Turner passed away last Thursday, at the age of 46.
Leaving a Legacy
Turner was also diagnosed with amyotrophic lateral sclerosis (ALS), also known as Lou Gehrig's disease, in 2010. His passing was due to the effects of ALS, but whether his ALS was due to his football career is a larger question, the answer to which he dedicated his later life: "Football had something to do with it," Turner told ESPN. "I don't know to what extent, and I may not ever know. But there are too many people I know that have ALS and played football in similar positions. They seem to be linebackers, fullbacks, strong safeties. Those are big collision guys."
He created the Kevin Turner Foundation to bring attention to ALS and other sports-related brain trauma, and to support research and treatment initiatives. Turner also donated his brain to ongoing chronic traumatic encephalopathy (CTE) research.

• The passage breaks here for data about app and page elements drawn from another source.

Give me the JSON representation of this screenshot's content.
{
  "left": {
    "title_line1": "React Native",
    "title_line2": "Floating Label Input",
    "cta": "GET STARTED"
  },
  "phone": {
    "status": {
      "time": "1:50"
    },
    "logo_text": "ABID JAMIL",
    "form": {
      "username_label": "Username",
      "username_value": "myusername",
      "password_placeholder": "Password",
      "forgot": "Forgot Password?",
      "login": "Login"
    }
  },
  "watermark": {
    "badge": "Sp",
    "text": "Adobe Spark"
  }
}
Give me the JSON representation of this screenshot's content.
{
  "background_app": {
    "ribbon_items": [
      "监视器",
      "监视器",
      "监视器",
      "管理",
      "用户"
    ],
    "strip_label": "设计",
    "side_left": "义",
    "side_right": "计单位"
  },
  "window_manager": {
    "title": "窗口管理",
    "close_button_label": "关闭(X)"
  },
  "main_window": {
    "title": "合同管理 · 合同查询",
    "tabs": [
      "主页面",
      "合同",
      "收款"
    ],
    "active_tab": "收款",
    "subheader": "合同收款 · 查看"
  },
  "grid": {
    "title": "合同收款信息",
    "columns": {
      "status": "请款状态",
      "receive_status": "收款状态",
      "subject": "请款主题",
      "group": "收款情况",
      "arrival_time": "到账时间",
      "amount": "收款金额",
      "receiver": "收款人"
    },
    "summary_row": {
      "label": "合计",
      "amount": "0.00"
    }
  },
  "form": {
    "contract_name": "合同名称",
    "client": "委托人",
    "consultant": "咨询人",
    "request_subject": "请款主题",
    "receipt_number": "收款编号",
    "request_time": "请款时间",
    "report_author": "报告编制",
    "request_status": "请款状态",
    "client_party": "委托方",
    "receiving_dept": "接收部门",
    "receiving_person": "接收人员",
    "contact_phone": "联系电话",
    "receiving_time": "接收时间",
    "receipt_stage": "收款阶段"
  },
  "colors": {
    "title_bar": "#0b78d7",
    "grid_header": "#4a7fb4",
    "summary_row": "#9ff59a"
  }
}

Leading the Way
Perhaps his most lasting legacy, however, will be as the lead plaintiff in a concussion lawsuit against the NFL that began with 100 ex-players and ballooned to cover more than 4,500 former NFL players. That case originally settled for $760 million, but a judge later removed the damages cap. The settlement doesn't cover every ex-player with grievances about how the NFL handled concussions, but it was a huge step forward in receiving some compensation from the league.
In a moving tribute, Dave Zirin wrote:
"...ALS robbed Kevin Turner of his bodily control joint by joint, yet he never lost either his fierce dignity or his courage. In fact, Kevin Turner's willingness to be as public as possible about the condition of his body and take on the NFL is really one of the more courageous acts we've seen in this sports world."